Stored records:
-- Opening Marker --
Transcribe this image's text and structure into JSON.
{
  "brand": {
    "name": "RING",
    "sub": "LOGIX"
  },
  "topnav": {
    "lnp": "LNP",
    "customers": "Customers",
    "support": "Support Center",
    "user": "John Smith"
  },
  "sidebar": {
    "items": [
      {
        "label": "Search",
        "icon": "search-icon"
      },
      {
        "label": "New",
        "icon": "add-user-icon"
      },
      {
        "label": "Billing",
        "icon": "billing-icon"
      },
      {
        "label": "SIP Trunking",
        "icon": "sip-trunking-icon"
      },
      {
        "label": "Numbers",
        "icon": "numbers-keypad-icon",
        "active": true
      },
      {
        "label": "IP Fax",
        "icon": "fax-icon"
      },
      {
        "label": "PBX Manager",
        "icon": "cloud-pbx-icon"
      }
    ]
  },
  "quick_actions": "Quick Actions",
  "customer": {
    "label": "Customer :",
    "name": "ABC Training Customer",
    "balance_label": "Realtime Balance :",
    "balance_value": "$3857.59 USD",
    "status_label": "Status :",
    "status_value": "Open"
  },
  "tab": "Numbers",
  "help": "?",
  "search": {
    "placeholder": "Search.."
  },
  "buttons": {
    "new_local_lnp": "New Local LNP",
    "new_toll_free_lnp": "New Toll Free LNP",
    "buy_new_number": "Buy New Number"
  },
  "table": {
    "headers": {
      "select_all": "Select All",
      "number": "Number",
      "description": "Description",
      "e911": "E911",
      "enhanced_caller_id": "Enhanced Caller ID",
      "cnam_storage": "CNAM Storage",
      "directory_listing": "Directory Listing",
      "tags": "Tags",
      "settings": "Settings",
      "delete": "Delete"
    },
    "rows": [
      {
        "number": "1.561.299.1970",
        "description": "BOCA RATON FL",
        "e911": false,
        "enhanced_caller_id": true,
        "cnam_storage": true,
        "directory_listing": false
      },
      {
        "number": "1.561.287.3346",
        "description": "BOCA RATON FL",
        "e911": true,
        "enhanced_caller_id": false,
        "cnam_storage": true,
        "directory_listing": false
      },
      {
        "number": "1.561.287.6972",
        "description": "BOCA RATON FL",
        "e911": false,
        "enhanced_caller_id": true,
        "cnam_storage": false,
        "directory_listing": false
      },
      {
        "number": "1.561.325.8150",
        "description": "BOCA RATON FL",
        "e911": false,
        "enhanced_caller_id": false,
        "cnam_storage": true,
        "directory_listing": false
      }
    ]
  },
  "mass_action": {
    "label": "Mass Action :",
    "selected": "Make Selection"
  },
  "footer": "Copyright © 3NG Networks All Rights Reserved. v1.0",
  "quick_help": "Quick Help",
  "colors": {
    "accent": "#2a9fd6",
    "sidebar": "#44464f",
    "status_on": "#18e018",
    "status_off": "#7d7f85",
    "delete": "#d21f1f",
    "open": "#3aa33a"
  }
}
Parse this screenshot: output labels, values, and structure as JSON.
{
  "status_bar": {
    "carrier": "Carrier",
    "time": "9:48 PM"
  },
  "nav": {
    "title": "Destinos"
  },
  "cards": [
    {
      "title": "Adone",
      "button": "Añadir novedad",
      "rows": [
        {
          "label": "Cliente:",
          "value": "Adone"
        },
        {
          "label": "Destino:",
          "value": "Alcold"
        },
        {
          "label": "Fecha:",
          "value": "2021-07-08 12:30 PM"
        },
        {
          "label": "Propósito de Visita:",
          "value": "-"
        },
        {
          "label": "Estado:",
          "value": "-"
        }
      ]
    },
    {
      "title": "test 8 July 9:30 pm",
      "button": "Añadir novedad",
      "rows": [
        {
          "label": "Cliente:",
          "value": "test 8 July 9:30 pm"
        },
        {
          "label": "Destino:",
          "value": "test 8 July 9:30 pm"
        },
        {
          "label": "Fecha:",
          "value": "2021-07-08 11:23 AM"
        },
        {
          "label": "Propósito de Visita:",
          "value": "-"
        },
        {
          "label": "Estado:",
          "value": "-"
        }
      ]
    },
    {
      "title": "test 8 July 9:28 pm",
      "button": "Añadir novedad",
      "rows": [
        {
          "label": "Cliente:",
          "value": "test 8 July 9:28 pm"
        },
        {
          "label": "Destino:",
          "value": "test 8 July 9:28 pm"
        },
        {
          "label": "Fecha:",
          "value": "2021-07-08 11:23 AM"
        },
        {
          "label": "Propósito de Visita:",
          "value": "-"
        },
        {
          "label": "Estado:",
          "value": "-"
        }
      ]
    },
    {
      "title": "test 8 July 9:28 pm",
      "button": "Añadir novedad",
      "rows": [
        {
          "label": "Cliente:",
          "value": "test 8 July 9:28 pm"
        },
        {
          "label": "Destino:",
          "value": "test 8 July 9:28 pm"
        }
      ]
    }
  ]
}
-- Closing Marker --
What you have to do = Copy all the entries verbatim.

Exercise response =
Transcribe this image's text and structure into JSON.
{
  "brand": {
    "name": "RING",
    "sub": "LOGIX"
  },
  "topnav": {
    "lnp": "LNP",
    "customers": "Customers",
    "support": "Support Center",
    "user": "John Smith"
  },
  "sidebar": {
    "items": [
      {
        "label": "Search",
        "icon": "search-icon"
      },
      {
        "label": "New",
        "icon": "add-user-icon"
      },
      {
        "label": "Billing",
        "icon": "billing-icon"
      },
      {
        "label": "SIP Trunking",
        "icon": "sip-trunking-icon"
      },
      {
        "label": "Numbers",
        "icon": "numbers-keypad-icon",
        "active": true
      },
      {
        "label": "IP Fax",
        "icon": "fax-icon"
      },
      {
        "label": "PBX Manager",
        "icon": "cloud-pbx-icon"
      }
    ]
  },
  "quick_actions": "Quick Actions",
  "customer": {
    "label": "Customer :",
    "name": "ABC Training Customer",
    "balance_label": "Realtime Balance :",
    "balance_value": "$3857.59 USD",
    "status_label": "Status :",
    "status_value": "Open"
  },
  "tab": "Numbers",
  "help": "?",
  "search": {
    "placeholder": "Search.."
  },
  "buttons": {
    "new_local_lnp": "New Local LNP",
    "new_toll_free_lnp": "New Toll Free LNP",
    "buy_new_number": "Buy New Number"
  },
  "table": {
    "headers": {
      "select_all": "Select All",
      "number": "Number",
      "description": "Description",
      "e911": "E911",
      "enhanced_caller_id": "Enhanced Caller ID",
      "cnam_storage": "CNAM Storage",
      "directory_listing": "Directory Listing",
      "tags": "Tags",
      "settings": "Settings",
      "delete": "Delete"
    },
    "rows": [
      {
        "number": "1.561.299.1970",
        "description": "BOCA RATON FL",
        "e911": false,
        "enhanced_caller_id": true,
        "cnam_storage": true,
        "directory_listing": false
      },
      {
        "number": "1.561.287.3346",
        "description": "BOCA RATON FL",
        "e911": true,
        "enhanced_caller_id": false,
        "cnam_storage": true,
        "directory_listing": false
      },
      {
        "number": "1.561.287.6972",
        "description": "BOCA RATON FL",
        "e911": false,
        "enhanced_caller_id": true,
        "cnam_storage": false,
        "directory_listing": false
      },
      {
        "number": "1.561.325.8150",
        "description": "BOCA RATON FL",
        "e911": false,
        "enhanced_caller_id": false,
        "cnam_storage": true,
        "directory_listing": false
      }
    ]
  },
  "mass_action": {
    "label": "Mass Action :",
    "selected": "Make Selection"
  },
  "footer": "Copyright © 3NG Networks All Rights Reserved. v1.0",
  "quick_help": "Quick Help",
  "colors": {
    "accent": "#2a9fd6",
    "sidebar": "#44464f",
    "status_on": "#18e018",
    "status_off": "#7d7f85",
    "delete": "#d21f1f",
    "open": "#3aa33a"
  }
}
Parse this screenshot: output labels, values, and structure as JSON.
{
  "status_bar": {
    "carrier": "Carrier",
    "time": "9:48 PM"
  },
  "nav": {
    "title": "Destinos"
  },
  "cards": [
    {
      "title": "Adone",
      "button": "Añadir novedad",
      "rows": [
        {
          "label": "Cliente:",
          "value": "Adone"
        },
        {
          "label": "Destino:",
          "value": "Alcold"
        },
        {
          "label": "Fecha:",
          "value": "2021-07-08 12:30 PM"
        },
        {
          "label": "Propósito de Visita:",
          "value": "-"
        },
        {
          "label": "Estado:",
          "value": "-"
        }
      ]
    },
    {
      "title": "test 8 July 9:30 pm",
      "button": "Añadir novedad",
      "rows": [
        {
          "label": "Cliente:",
          "value": "test 8 July 9:30 pm"
        },
        {
          "label": "Destino:",
          "value": "test 8 July 9:30 pm"
        },
        {
          "label": "Fecha:",
          "value": "2021-07-08 11:23 AM"
        },
        {
          "label": "Propósito de Visita:",
          "value": "-"
        },
        {
          "label": "Estado:",
          "value": "-"
        }
      ]
    },
    {
      "title": "test 8 July 9:28 pm",
      "button": "Añadir novedad",
      "rows": [
        {
          "label": "Cliente:",
          "value": "test 8 July 9:28 pm"
        },
        {
          "label": "Destino:",
          "value": "test 8 July 9:28 pm"
        },
        {
          "label": "Fecha:",
          "value": "2021-07-08 11:23 AM"
        },
        {
          "label": "Propósito de Visita:",
          "value": "-"
        },
        {
          "label": "Estado:",
          "value": "-"
        }
      ]
    },
    {
      "title": "test 8 July 9:28 pm",
      "button": "Añadir novedad",
      "rows": [
        {
          "label": "Cliente:",
          "value": "test 8 July 9:28 pm"
        },
        {
          "label": "Destino:",
          "value": "test 8 July 9:28 pm"
        }
      ]
    }
  ]
}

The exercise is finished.